■ **Work task**: Where in the records does the word "text" occur? Copy each line in which it does.

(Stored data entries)
○ ○ ○

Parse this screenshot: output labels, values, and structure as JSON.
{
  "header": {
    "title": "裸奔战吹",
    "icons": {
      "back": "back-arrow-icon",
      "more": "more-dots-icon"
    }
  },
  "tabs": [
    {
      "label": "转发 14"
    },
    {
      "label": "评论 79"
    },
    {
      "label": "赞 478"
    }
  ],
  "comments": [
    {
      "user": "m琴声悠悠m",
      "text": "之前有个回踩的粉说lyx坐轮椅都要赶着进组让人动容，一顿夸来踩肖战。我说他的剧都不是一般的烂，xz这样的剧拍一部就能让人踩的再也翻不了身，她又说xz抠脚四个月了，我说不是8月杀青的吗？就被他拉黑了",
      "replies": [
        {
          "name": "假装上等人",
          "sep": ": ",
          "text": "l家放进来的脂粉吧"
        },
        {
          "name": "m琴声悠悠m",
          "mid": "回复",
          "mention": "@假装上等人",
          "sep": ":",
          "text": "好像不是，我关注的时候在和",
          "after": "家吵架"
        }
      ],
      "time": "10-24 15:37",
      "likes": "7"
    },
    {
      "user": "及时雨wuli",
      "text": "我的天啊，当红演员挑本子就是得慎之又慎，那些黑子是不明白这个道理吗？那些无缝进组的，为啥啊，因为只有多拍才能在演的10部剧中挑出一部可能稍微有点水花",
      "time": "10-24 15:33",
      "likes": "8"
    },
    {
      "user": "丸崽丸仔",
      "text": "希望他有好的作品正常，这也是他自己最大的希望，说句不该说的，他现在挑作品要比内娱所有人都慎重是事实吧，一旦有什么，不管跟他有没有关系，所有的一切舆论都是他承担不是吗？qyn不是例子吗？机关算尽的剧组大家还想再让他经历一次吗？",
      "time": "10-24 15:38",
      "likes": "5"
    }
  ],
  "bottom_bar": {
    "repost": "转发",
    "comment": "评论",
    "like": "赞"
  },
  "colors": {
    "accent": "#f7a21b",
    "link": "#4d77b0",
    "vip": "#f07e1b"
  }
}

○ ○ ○

■ **Finished exercise**:
      "text": "之前有个回踩的粉说lyx坐轮椅都要赶着进组让人动容，一顿夸来踩肖战。我说他的剧都不是一般的烂，xz这样的剧拍一部就能让人踩的再也翻不了身，她又说xz抠脚四个月了，我说不是8月杀青的吗？就被他拉黑了",
          "text": "l家放进来的脂粉吧"
          "text": "好像不是，我关注的时候在和",
      "text": "我的天啊，当红演员挑本子就是得慎之又慎，那些黑子是不明白这个道理吗？那些无缝进组的，为啥啊，因为只有多拍才能在演的10部剧中挑出一部可能稍微有点水花",
      "text": "希望他有好的作品正常，这也是他自己最大的希望，说句不该说的，他现在挑作品要比内娱所有人都慎重是事实吧，一旦有什么，不管跟他有没有关系，所有的一切舆论都是他承担不是吗？qyn不是例子吗？机关算尽的剧组大家还想再让他经历一次吗？",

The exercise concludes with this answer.